Friday, May 21, 2010
Making the Morning Rounds
I opened my door this morning to go to a few local shops for breakfast items. As usual, the first thing I did was sweep the debris the street cleaners left in front of my door. This is the only place I know of where street cleaners deposit dirt at your doorstep rather than take it away. Oh well. I must say, great care seems to have been taken to ensure it is evenly distributed.
After tidying up a bit, I took the short walk to the end of my street. I greeted the egg man. Once again, he is fostering a young chicken. She struts around his shop, pecking at anything and everything on the ground. Once she’s grown and fattened up, she will inevitably become part of a tagine or couscous.
Hakima was lolling around on the ground, as she does every morning. Sometimes she is sitting upright but I gather the heat is depleting her considerable strength. Hairy legs sticking straight out, plastic bags of food and ‘God-only-knows-what’ surrounding her and eyes keeping tabs on everyone who passes, Hakima is a fixture on Derb Ben Salem. I, however, keep my distance from her ever since she tried to poke my eyes out one day when I tried to retrieve the 50 dirham note that fell out of my pocket and which she deftly snatched into her hands. We keep the peace by ignoring one another now.

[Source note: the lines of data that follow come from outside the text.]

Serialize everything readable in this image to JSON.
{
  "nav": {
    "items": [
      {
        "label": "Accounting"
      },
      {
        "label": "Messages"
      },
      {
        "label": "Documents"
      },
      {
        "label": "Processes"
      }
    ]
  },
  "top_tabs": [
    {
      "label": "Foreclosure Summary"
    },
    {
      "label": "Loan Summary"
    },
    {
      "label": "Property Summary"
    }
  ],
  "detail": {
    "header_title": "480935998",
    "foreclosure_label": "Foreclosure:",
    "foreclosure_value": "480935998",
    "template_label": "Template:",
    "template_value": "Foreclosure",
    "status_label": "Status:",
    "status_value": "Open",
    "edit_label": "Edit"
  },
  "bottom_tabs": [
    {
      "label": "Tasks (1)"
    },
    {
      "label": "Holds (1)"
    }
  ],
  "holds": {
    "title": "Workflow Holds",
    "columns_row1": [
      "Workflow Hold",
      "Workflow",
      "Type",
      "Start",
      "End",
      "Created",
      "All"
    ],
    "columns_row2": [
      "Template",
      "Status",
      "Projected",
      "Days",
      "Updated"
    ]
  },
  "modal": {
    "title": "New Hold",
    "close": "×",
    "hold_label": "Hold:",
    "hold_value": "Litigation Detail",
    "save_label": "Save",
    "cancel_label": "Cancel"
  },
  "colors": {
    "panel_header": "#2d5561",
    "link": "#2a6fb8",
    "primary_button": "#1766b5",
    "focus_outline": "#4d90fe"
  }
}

I turned left onto Talaa Kbira. A lot of the shops won’t open as it is Friday. Those manning the stores were dressed in white to honor this holy day of the week. Wares were being displayed, tea was being poured, and the sounds of Koran recitations filled the air.
I continued down the road to Malika’s shop where I bought some coffee and water. We exchanged our standard greetings and money changed hands. When her father is there, it is necessary to speak very loudly as he is partially deaf and you must be very patient as he peers at each coin handed over to him and makes change. His sight is rather dim and making change takes a little bit of time.
Next, there was a stop for pastries around the corner on Derb Tariana. An old man dressed in a galabah was leaning against the counter and greeted me. I returned the greeting in Arabic. A long, one-sided conversation ensued -- in Arabic. I nodded at what I thought were the appropriate pauses in the ‘conversation’ and took my leave after buying 5 petite pain au chocolate.
I passed a friendly young Moroccan man who always says hello and tells me it’s nice to see him (he could use a little help with his pronouns). He offered me some of his deep fried donuts which he carried on a circle made from a strip of bamboo stalk. I wanted one (they are delicious) but graciously declined his generous offer.
The man who sells light bulbs greeted me, as did the simsar who lives on my street. The simsar was walking with some tourists and greeting a foreigner like me gives him extra credibility. I know this but take the friendly ‘hello’ at face value.
Back to my house. I open the door and close out the world on the streets. I have my coffee, pastries and computer to occupy me until it’s time to prepare for school. Inside, my world is clean, organized, un-peopled and calm. I look at the calendar on my refrigerator …
… in two weeks I will leave for Casablanca and from there, after a 2-day visit of the city, will board a plan to the U.S. for the summer.
I wonder … will I miss the color and the chaos? Or will I revel in the familiarity of the world I grew up in?
Posted by Water Dragon at 3:50 AM